[Component data from apps and pages]

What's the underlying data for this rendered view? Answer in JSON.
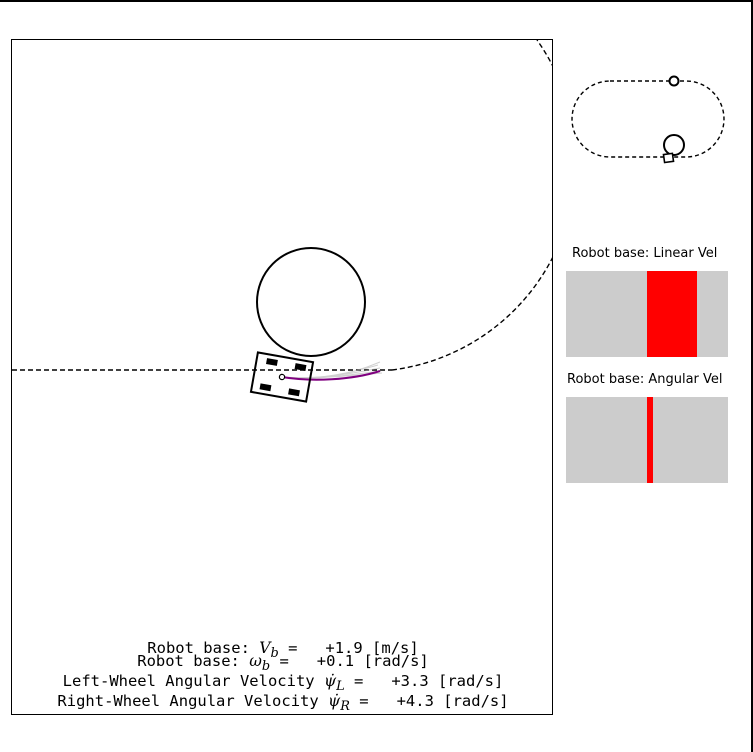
{
  "readouts": {
    "linear_prefix": "Robot base: ",
    "linear_symbol": "V",
    "linear_sub": "b",
    "linear_value": " =   +1.9 [m/s]",
    "angular_prefix": "Robot base: ",
    "angular_symbol": "ω",
    "angular_sub": "b",
    "angular_value": " =   +0.1 [rad/s]",
    "left_prefix": "Left-Wheel Angular Velocity ",
    "left_symbol": "ψ̇",
    "left_sub": "L",
    "left_value": " =   +3.3 [rad/s]",
    "right_prefix": "Right-Wheel Angular Velocity ",
    "right_symbol": "ψ̇",
    "right_sub": "R",
    "right_value": " =   +4.3 [rad/s]"
  },
  "gauges": {
    "linear": {
      "title": "Robot base: Linear Vel",
      "fill_start": 0.5,
      "fill_end": 0.81
    },
    "angular": {
      "title": "Robot base: Angular Vel",
      "fill_start": 0.5,
      "fill_end": 0.54
    }
  },
  "colors": {
    "gauge_background": "#cccccc",
    "gauge_fill": "#ff0000",
    "trajectory": "#800080",
    "prediction": "#aaaaaa",
    "track": "#000000"
  }
}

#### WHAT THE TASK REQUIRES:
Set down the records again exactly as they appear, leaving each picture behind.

#### RESPONSE:
What's the underlying data for this rendered view? Answer in JSON.
{
  "readouts": {
    "linear_prefix": "Robot base: ",
    "linear_symbol": "V",
    "linear_sub": "b",
    "linear_value": " =   +1.9 [m/s]",
    "angular_prefix": "Robot base: ",
    "angular_symbol": "ω",
    "angular_sub": "b",
    "angular_value": " =   +0.1 [rad/s]",
    "left_prefix": "Left-Wheel Angular Velocity ",
    "left_symbol": "ψ̇",
    "left_sub": "L",
    "left_value": " =   +3.3 [rad/s]",
    "right_prefix": "Right-Wheel Angular Velocity ",
    "right_symbol": "ψ̇",
    "right_sub": "R",
    "right_value": " =   +4.3 [rad/s]"
  },
  "gauges": {
    "linear": {
      "title": "Robot base: Linear Vel",
      "fill_start": 0.5,
      "fill_end": 0.81
    },
    "angular": {
      "title": "Robot base: Angular Vel",
      "fill_start": 0.5,
      "fill_end": 0.54
    }
  },
  "colors": {
    "gauge_background": "#cccccc",
    "gauge_fill": "#ff0000",
    "trajectory": "#800080",
    "prediction": "#aaaaaa",
    "track": "#000000"
  }
}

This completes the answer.